Task data.
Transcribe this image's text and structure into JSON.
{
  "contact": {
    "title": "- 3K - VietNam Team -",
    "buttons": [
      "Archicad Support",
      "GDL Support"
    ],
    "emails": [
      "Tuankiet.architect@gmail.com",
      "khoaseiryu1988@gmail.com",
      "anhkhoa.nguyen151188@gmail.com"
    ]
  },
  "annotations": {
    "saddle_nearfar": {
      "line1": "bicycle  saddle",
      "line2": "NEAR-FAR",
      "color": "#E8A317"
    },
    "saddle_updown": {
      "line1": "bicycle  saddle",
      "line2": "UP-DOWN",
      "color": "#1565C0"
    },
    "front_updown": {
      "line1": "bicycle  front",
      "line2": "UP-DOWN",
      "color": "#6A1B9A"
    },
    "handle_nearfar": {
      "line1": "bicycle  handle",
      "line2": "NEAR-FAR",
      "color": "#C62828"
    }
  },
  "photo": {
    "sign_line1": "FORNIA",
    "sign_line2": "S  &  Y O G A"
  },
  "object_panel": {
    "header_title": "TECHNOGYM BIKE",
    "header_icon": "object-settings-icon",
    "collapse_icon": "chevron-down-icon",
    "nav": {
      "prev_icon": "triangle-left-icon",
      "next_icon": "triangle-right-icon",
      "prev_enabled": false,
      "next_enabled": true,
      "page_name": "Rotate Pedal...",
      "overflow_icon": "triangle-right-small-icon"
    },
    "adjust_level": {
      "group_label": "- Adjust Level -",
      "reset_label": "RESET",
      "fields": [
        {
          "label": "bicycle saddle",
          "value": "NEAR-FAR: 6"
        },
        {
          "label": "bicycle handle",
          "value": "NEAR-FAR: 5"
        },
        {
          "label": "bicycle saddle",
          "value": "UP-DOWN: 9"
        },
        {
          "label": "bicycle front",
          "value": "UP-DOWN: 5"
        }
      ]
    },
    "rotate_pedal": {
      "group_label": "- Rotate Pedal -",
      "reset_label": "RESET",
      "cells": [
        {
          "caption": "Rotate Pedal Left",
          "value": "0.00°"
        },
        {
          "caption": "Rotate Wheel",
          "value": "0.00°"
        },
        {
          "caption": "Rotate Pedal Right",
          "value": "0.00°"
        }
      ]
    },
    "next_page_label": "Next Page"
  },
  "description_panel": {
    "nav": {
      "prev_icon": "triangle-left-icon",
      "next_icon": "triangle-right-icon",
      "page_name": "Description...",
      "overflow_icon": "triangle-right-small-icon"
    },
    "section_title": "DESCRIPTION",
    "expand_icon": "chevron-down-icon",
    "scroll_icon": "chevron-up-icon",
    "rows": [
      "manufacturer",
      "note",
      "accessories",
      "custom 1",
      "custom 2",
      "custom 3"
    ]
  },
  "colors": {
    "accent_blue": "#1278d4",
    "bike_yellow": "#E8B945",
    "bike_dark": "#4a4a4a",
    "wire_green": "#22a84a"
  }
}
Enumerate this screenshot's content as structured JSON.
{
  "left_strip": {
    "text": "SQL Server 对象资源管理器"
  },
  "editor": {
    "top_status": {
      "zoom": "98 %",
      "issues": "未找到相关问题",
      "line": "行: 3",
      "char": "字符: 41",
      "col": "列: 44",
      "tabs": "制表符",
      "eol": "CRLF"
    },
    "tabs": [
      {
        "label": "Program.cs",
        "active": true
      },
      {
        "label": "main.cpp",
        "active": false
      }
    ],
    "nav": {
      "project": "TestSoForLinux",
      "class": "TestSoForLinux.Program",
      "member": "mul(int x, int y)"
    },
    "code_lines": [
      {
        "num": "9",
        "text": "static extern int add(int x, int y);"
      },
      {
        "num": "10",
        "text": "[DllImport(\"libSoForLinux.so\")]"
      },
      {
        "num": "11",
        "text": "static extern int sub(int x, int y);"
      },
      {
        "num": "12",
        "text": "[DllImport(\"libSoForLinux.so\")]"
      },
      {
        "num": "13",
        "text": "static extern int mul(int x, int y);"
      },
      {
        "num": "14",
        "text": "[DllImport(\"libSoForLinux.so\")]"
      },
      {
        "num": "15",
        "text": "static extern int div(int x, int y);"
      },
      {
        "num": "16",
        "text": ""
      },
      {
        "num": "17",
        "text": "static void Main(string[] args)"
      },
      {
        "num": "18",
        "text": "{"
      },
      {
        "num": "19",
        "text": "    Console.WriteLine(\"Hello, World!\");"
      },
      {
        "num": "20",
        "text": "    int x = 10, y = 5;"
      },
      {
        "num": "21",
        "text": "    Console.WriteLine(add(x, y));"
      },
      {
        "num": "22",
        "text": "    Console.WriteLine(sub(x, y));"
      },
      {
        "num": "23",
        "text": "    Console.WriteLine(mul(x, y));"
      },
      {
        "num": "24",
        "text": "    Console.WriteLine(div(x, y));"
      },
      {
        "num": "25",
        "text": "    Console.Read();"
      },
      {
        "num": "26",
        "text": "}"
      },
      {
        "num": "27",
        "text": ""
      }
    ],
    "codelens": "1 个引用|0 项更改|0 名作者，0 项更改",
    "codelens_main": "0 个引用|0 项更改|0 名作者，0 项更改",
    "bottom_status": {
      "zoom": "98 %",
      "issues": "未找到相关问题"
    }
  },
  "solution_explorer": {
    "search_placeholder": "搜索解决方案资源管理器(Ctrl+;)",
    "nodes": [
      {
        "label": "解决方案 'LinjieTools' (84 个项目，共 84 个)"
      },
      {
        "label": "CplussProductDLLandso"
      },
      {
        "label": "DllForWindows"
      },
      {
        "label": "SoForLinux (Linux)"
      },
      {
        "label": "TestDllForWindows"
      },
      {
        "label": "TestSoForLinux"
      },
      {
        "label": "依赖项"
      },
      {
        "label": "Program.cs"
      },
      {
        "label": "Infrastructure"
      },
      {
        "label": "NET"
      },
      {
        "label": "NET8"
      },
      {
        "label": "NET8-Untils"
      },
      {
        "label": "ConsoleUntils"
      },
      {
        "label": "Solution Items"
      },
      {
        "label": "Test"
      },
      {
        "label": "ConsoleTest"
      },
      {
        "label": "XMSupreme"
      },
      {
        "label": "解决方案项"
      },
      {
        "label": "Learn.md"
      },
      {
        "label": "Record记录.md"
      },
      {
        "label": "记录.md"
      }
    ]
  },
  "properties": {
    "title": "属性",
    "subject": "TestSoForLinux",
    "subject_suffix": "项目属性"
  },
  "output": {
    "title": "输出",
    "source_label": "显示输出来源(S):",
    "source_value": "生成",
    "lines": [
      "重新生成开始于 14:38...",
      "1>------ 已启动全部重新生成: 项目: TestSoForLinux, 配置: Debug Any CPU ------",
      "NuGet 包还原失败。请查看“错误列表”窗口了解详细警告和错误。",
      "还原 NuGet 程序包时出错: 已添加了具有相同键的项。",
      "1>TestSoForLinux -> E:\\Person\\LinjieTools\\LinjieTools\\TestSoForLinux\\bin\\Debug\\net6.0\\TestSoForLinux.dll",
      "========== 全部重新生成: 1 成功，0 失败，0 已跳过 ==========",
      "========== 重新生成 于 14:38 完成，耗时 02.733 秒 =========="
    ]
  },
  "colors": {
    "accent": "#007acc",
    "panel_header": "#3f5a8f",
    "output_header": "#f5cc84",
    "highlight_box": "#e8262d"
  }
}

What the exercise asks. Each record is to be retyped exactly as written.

Exercise response.
Transcribe this image's text and structure into JSON.
{
  "contact": {
    "title": "- 3K - VietNam Team -",
    "buttons": [
      "Archicad Support",
      "GDL Support"
    ],
    "emails": [
      "Tuankiet.architect@gmail.com",
      "khoaseiryu1988@gmail.com",
      "anhkhoa.nguyen151188@gmail.com"
    ]
  },
  "annotations": {
    "saddle_nearfar": {
      "line1": "bicycle  saddle",
      "line2": "NEAR-FAR",
      "color": "#E8A317"
    },
    "saddle_updown": {
      "line1": "bicycle  saddle",
      "line2": "UP-DOWN",
      "color": "#1565C0"
    },
    "front_updown": {
      "line1": "bicycle  front",
      "line2": "UP-DOWN",
      "color": "#6A1B9A"
    },
    "handle_nearfar": {
      "line1": "bicycle  handle",
      "line2": "NEAR-FAR",
      "color": "#C62828"
    }
  },
  "photo": {
    "sign_line1": "FORNIA",
    "sign_line2": "S  &  Y O G A"
  },
  "object_panel": {
    "header_title": "TECHNOGYM BIKE",
    "header_icon": "object-settings-icon",
    "collapse_icon": "chevron-down-icon",
    "nav": {
      "prev_icon": "triangle-left-icon",
      "next_icon": "triangle-right-icon",
      "prev_enabled": false,
      "next_enabled": true,
      "page_name": "Rotate Pedal...",
      "overflow_icon": "triangle-right-small-icon"
    },
    "adjust_level": {
      "group_label": "- Adjust Level -",
      "reset_label": "RESET",
      "fields": [
        {
          "label": "bicycle saddle",
          "value": "NEAR-FAR: 6"
        },
        {
          "label": "bicycle handle",
          "value": "NEAR-FAR: 5"
        },
        {
          "label": "bicycle saddle",
          "value": "UP-DOWN: 9"
        },
        {
          "label": "bicycle front",
          "value": "UP-DOWN: 5"
        }
      ]
    },
    "rotate_pedal": {
      "group_label": "- Rotate Pedal -",
      "reset_label": "RESET",
      "cells": [
        {
          "caption": "Rotate Pedal Left",
          "value": "0.00°"
        },
        {
          "caption": "Rotate Wheel",
          "value": "0.00°"
        },
        {
          "caption": "Rotate Pedal Right",
          "value": "0.00°"
        }
      ]
    },
    "next_page_label": "Next Page"
  },
  "description_panel": {
    "nav": {
      "prev_icon": "triangle-left-icon",
      "next_icon": "triangle-right-icon",
      "page_name": "Description...",
      "overflow_icon": "triangle-right-small-icon"
    },
    "section_title": "DESCRIPTION",
    "expand_icon": "chevron-down-icon",
    "scroll_icon": "chevron-up-icon",
    "rows": [
      "manufacturer",
      "note",
      "accessories",
      "custom 1",
      "custom 2",
      "custom 3"
    ]
  },
  "colors": {
    "accent_blue": "#1278d4",
    "bike_yellow": "#E8B945",
    "bike_dark": "#4a4a4a",
    "wire_green": "#22a84a"
  }
}
Enumerate this screenshot's content as structured JSON.
{
  "left_strip": {
    "text": "SQL Server 对象资源管理器"
  },
  "editor": {
    "top_status": {
      "zoom": "98 %",
      "issues": "未找到相关问题",
      "line": "行: 3",
      "char": "字符: 41",
      "col": "列: 44",
      "tabs": "制表符",
      "eol": "CRLF"
    },
    "tabs": [
      {
        "label": "Program.cs",
        "active": true
      },
      {
        "label": "main.cpp",
        "active": false
      }
    ],
    "nav": {
      "project": "TestSoForLinux",
      "class": "TestSoForLinux.Program",
      "member": "mul(int x, int y)"
    },
    "code_lines": [
      {
        "num": "9",
        "text": "static extern int add(int x, int y);"
      },
      {
        "num": "10",
        "text": "[DllImport(\"libSoForLinux.so\")]"
      },
      {
        "num": "11",
        "text": "static extern int sub(int x, int y);"
      },
      {
        "num": "12",
        "text": "[DllImport(\"libSoForLinux.so\")]"
      },
      {
        "num": "13",
        "text": "static extern int mul(int x, int y);"
      },
      {
        "num": "14",
        "text": "[DllImport(\"libSoForLinux.so\")]"
      },
      {
        "num": "15",
        "text": "static extern int div(int x, int y);"
      },
      {
        "num": "16",
        "text": ""
      },
      {
        "num": "17",
        "text": "static void Main(string[] args)"
      },
      {
        "num": "18",
        "text": "{"
      },
      {
        "num": "19",
        "text": "    Console.WriteLine(\"Hello, World!\");"
      },
      {
        "num": "20",
        "text": "    int x = 10, y = 5;"
      },
      {
        "num": "21",
        "text": "    Console.WriteLine(add(x, y));"
      },
      {
        "num": "22",
        "text": "    Console.WriteLine(sub(x, y));"
      },
      {
        "num": "23",
        "text": "    Console.WriteLine(mul(x, y));"
      },
      {
        "num": "24",
        "text": "    Console.WriteLine(div(x, y));"
      },
      {
        "num": "25",
        "text": "    Console.Read();"
      },
      {
        "num": "26",
        "text": "}"
      },
      {
        "num": "27",
        "text": ""
      }
    ],
    "codelens": "1 个引用|0 项更改|0 名作者，0 项更改",
    "codelens_main": "0 个引用|0 项更改|0 名作者，0 项更改",
    "bottom_status": {
      "zoom": "98 %",
      "issues": "未找到相关问题"
    }
  },
  "solution_explorer": {
    "search_placeholder": "搜索解决方案资源管理器(Ctrl+;)",
    "nodes": [
      {
        "label": "解决方案 'LinjieTools' (84 个项目，共 84 个)"
      },
      {
        "label": "CplussProductDLLandso"
      },
      {
        "label": "DllForWindows"
      },
      {
        "label": "SoForLinux (Linux)"
      },
      {
        "label": "TestDllForWindows"
      },
      {
        "label": "TestSoForLinux"
      },
      {
        "label": "依赖项"
      },
      {
        "label": "Program.cs"
      },
      {
        "label": "Infrastructure"
      },
      {
        "label": "NET"
      },
      {
        "label": "NET8"
      },
      {
        "label": "NET8-Untils"
      },
      {
        "label": "ConsoleUntils"
      },
      {
        "label": "Solution Items"
      },
      {
        "label": "Test"
      },
      {
        "label": "ConsoleTest"
      },
      {
        "label": "XMSupreme"
      },
      {
        "label": "解决方案项"
      },
      {
        "label": "Learn.md"
      },
      {
        "label": "Record记录.md"
      },
      {
        "label": "记录.md"
      }
    ]
  },
  "properties": {
    "title": "属性",
    "subject": "TestSoForLinux",
    "subject_suffix": "项目属性"
  },
  "output": {
    "title": "输出",
    "source_label": "显示输出来源(S):",
    "source_value": "生成",
    "lines": [
      "重新生成开始于 14:38...",
      "1>------ 已启动全部重新生成: 项目: TestSoForLinux, 配置: Debug Any CPU ------",
      "NuGet 包还原失败。请查看“错误列表”窗口了解详细警告和错误。",
      "还原 NuGet 程序包时出错: 已添加了具有相同键的项。",
      "1>TestSoForLinux -> E:\\Person\\LinjieTools\\LinjieTools\\TestSoForLinux\\bin\\Debug\\net6.0\\TestSoForLinux.dll",
      "========== 全部重新生成: 1 成功，0 失败，0 已跳过 ==========",
      "========== 重新生成 于 14:38 完成，耗时 02.733 秒 =========="
    ]
  },
  "colors": {
    "accent": "#007acc",
    "panel_header": "#3f5a8f",
    "output_header": "#f5cc84",
    "highlight_box": "#e8262d"
  }
}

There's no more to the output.